------ Records for this task ------

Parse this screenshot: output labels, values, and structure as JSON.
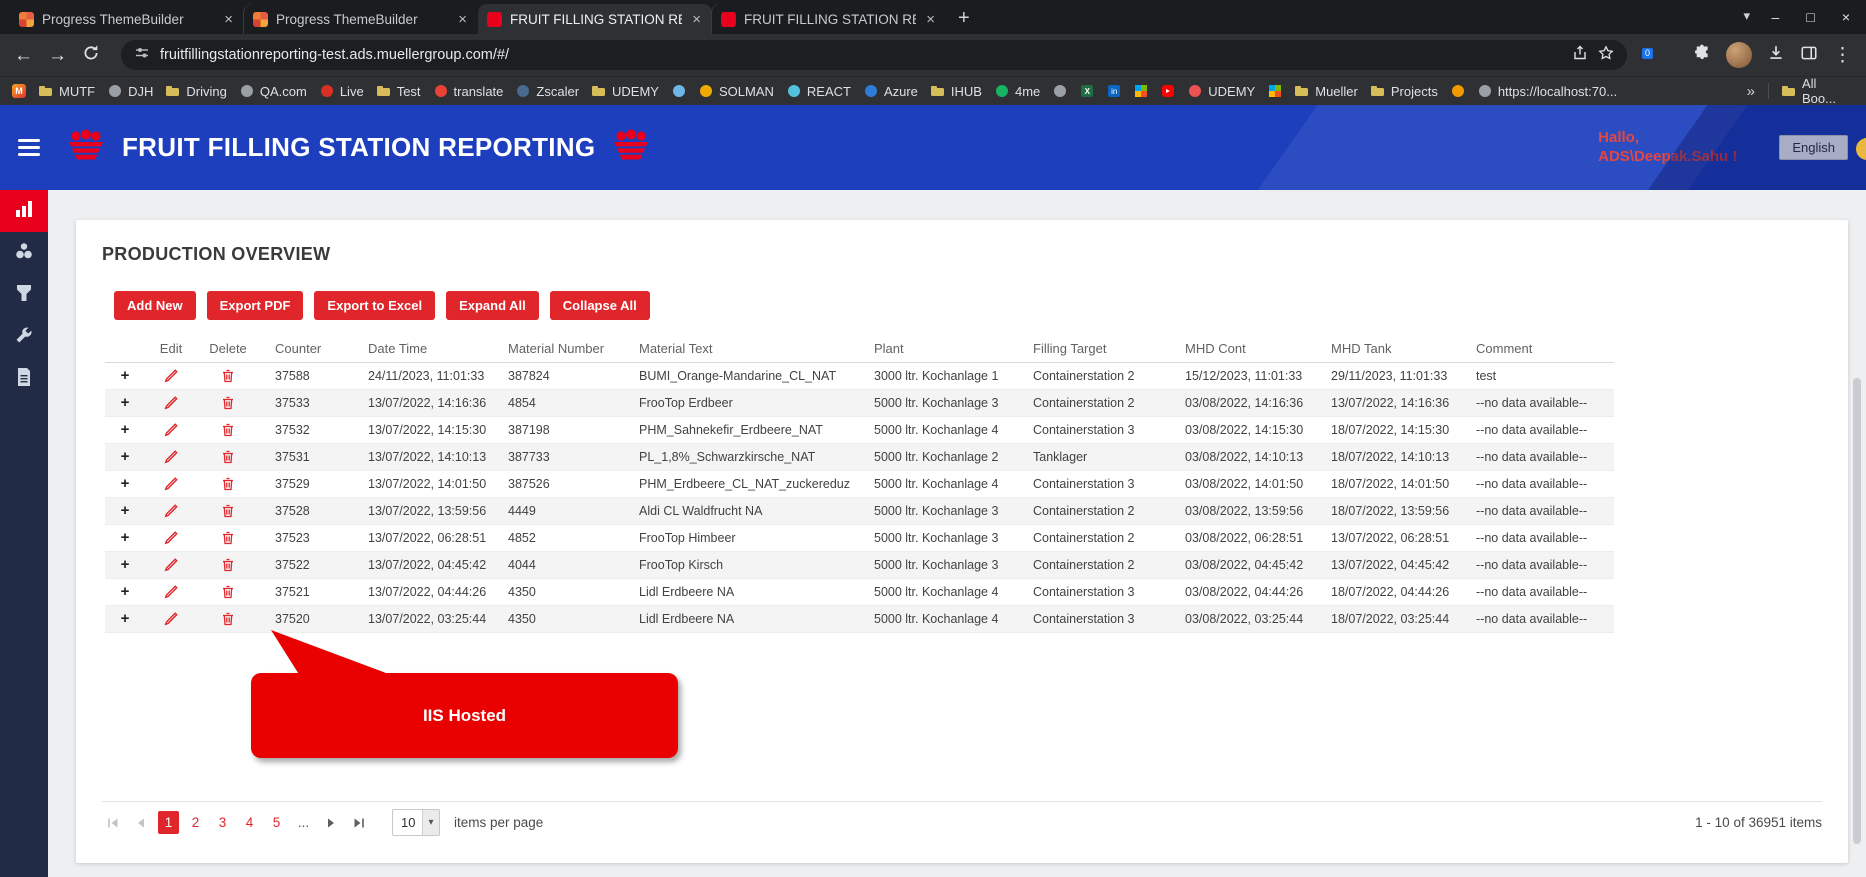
{
  "glyphs": {
    "plus": "+",
    "close": "×",
    "minimize": "–",
    "maximize": "□",
    "menu_kebab": "⋮",
    "chevron_down": "▾",
    "back": "←",
    "forward": "→",
    "overflow": "»"
  },
  "colors": {
    "accent_red": "#e0252b",
    "callout_red": "#e90000",
    "header_blue": "#1d3fbe",
    "sidebar_active_red": "#e8001c"
  },
  "browser": {
    "tabs": [
      {
        "title": "Progress ThemeBuilder",
        "favicon": "themebuilder",
        "active": false
      },
      {
        "title": "Progress ThemeBuilder",
        "favicon": "themebuilder",
        "active": false
      },
      {
        "title": "FRUIT FILLING STATION REPORT",
        "favicon": "fruit",
        "active": true
      },
      {
        "title": "FRUIT FILLING STATION REPORT",
        "favicon": "fruit",
        "active": false
      }
    ],
    "url": "fruitfillingstationreporting-test.ads.muellergroup.com/#/",
    "extension_badge": "0",
    "all_bookmarks_label": "All Boo...",
    "bookmarks": [
      {
        "label": "",
        "icon": "m-logo"
      },
      {
        "label": "MUTF",
        "icon": "folder"
      },
      {
        "label": "DJH",
        "icon": "globe"
      },
      {
        "label": "Driving",
        "icon": "folder"
      },
      {
        "label": "QA.com",
        "icon": "globe"
      },
      {
        "label": "Live",
        "icon": "dot",
        "color": "#d93025"
      },
      {
        "label": "Test",
        "icon": "folder"
      },
      {
        "label": "translate",
        "icon": "dot",
        "color": "#ea4335"
      },
      {
        "label": "Zscaler",
        "icon": "dot",
        "color": "#486a8e"
      },
      {
        "label": "UDEMY",
        "icon": "folder"
      },
      {
        "label": "",
        "icon": "dot",
        "color": "#6fb6e8"
      },
      {
        "label": "SOLMAN",
        "icon": "dot",
        "color": "#f0ab00"
      },
      {
        "label": "REACT",
        "icon": "dot",
        "color": "#53c1de"
      },
      {
        "label": "Azure",
        "icon": "dot",
        "color": "#2f7cd6"
      },
      {
        "label": "IHUB",
        "icon": "folder"
      },
      {
        "label": "4me",
        "icon": "dot",
        "color": "#18b263"
      },
      {
        "label": "",
        "icon": "dot",
        "color": "#9aa0a6"
      },
      {
        "label": "",
        "icon": "excel"
      },
      {
        "label": "",
        "icon": "linkedin"
      },
      {
        "label": "",
        "icon": "grid"
      },
      {
        "label": "",
        "icon": "youtube"
      },
      {
        "label": "UDEMY",
        "icon": "dot",
        "color": "#ec5252"
      },
      {
        "label": "",
        "icon": "grid"
      },
      {
        "label": "Mueller",
        "icon": "folder"
      },
      {
        "label": "Projects",
        "icon": "folder"
      },
      {
        "label": "",
        "icon": "dot",
        "color": "#f29900"
      },
      {
        "label": "https://localhost:70...",
        "icon": "globe"
      }
    ]
  },
  "app_header": {
    "title": "FRUIT FILLING STATION REPORTING",
    "greeting_line1": "Hallo,",
    "greeting_line2": "ADS\\Deepak.Sahu !",
    "language": "English"
  },
  "sidebar": {
    "items": [
      {
        "icon": "bar-chart",
        "active": true
      },
      {
        "icon": "fruit",
        "active": false
      },
      {
        "icon": "filling-station",
        "active": false
      },
      {
        "icon": "wrench",
        "active": false
      },
      {
        "icon": "report",
        "active": false
      }
    ]
  },
  "main": {
    "title": "PRODUCTION OVERVIEW",
    "toolbar": {
      "add_new": "Add New",
      "export_pdf": "Export PDF",
      "export_excel": "Export to Excel",
      "expand_all": "Expand All",
      "collapse_all": "Collapse All"
    },
    "table": {
      "headers": [
        "",
        "Edit",
        "Delete",
        "Counter",
        "Date Time",
        "Material Number",
        "Material Text",
        "Plant",
        "Filling Target",
        "MHD Cont",
        "MHD Tank",
        "Comment"
      ],
      "rows": [
        {
          "counter": "37588",
          "date_time": "24/11/2023, 11:01:33",
          "material_number": "387824",
          "material_text": "BUMI_Orange-Mandarine_CL_NAT",
          "plant": "3000 ltr. Kochanlage 1",
          "filling_target": "Containerstation 2",
          "mhd_cont": "15/12/2023, 11:01:33",
          "mhd_tank": "29/11/2023, 11:01:33",
          "comment": "test"
        },
        {
          "counter": "37533",
          "date_time": "13/07/2022, 14:16:36",
          "material_number": "4854",
          "material_text": "FrooTop Erdbeer",
          "plant": "5000 ltr. Kochanlage 3",
          "filling_target": "Containerstation 2",
          "mhd_cont": "03/08/2022, 14:16:36",
          "mhd_tank": "13/07/2022, 14:16:36",
          "comment": "--no data available--"
        },
        {
          "counter": "37532",
          "date_time": "13/07/2022, 14:15:30",
          "material_number": "387198",
          "material_text": "PHM_Sahnekefir_Erdbeere_NAT",
          "plant": "5000 ltr. Kochanlage 4",
          "filling_target": "Containerstation 3",
          "mhd_cont": "03/08/2022, 14:15:30",
          "mhd_tank": "18/07/2022, 14:15:30",
          "comment": "--no data available--"
        },
        {
          "counter": "37531",
          "date_time": "13/07/2022, 14:10:13",
          "material_number": "387733",
          "material_text": "PL_1,8%_Schwarzkirsche_NAT",
          "plant": "5000 ltr. Kochanlage 2",
          "filling_target": "Tanklager",
          "mhd_cont": "03/08/2022, 14:10:13",
          "mhd_tank": "18/07/2022, 14:10:13",
          "comment": "--no data available--"
        },
        {
          "counter": "37529",
          "date_time": "13/07/2022, 14:01:50",
          "material_number": "387526",
          "material_text": "PHM_Erdbeere_CL_NAT_zuckereduz",
          "plant": "5000 ltr. Kochanlage 4",
          "filling_target": "Containerstation 3",
          "mhd_cont": "03/08/2022, 14:01:50",
          "mhd_tank": "18/07/2022, 14:01:50",
          "comment": "--no data available--"
        },
        {
          "counter": "37528",
          "date_time": "13/07/2022, 13:59:56",
          "material_number": "4449",
          "material_text": "Aldi CL Waldfrucht NA",
          "plant": "5000 ltr. Kochanlage 3",
          "filling_target": "Containerstation 2",
          "mhd_cont": "03/08/2022, 13:59:56",
          "mhd_tank": "18/07/2022, 13:59:56",
          "comment": "--no data available--"
        },
        {
          "counter": "37523",
          "date_time": "13/07/2022, 06:28:51",
          "material_number": "4852",
          "material_text": "FrooTop Himbeer",
          "plant": "5000 ltr. Kochanlage 3",
          "filling_target": "Containerstation 2",
          "mhd_cont": "03/08/2022, 06:28:51",
          "mhd_tank": "13/07/2022, 06:28:51",
          "comment": "--no data available--"
        },
        {
          "counter": "37522",
          "date_time": "13/07/2022, 04:45:42",
          "material_number": "4044",
          "material_text": "FrooTop Kirsch",
          "plant": "5000 ltr. Kochanlage 3",
          "filling_target": "Containerstation 2",
          "mhd_cont": "03/08/2022, 04:45:42",
          "mhd_tank": "13/07/2022, 04:45:42",
          "comment": "--no data available--"
        },
        {
          "counter": "37521",
          "date_time": "13/07/2022, 04:44:26",
          "material_number": "4350",
          "material_text": "Lidl Erdbeere NA",
          "plant": "5000 ltr. Kochanlage 4",
          "filling_target": "Containerstation 3",
          "mhd_cont": "03/08/2022, 04:44:26",
          "mhd_tank": "18/07/2022, 04:44:26",
          "comment": "--no data available--"
        },
        {
          "counter": "37520",
          "date_time": "13/07/2022, 03:25:44",
          "material_number": "4350",
          "material_text": "Lidl Erdbeere NA",
          "plant": "5000 ltr. Kochanlage 4",
          "filling_target": "Containerstation 3",
          "mhd_cont": "03/08/2022, 03:25:44",
          "mhd_tank": "18/07/2022, 03:25:44",
          "comment": "--no data available--"
        }
      ]
    },
    "callout": {
      "text": "IIS Hosted"
    },
    "pagination": {
      "pages": [
        {
          "label": "1",
          "active": true
        },
        {
          "label": "2"
        },
        {
          "label": "3"
        },
        {
          "label": "4"
        },
        {
          "label": "5"
        },
        {
          "label": "...",
          "ellipsis": true
        }
      ],
      "page_size": "10",
      "items_per_page": "items per page",
      "summary": "1 - 10 of 36951 items"
    }
  }
}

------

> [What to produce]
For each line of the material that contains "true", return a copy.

> [Exercise result]
        "active": true
        "active": true
          "active": true
          "ellipsis": true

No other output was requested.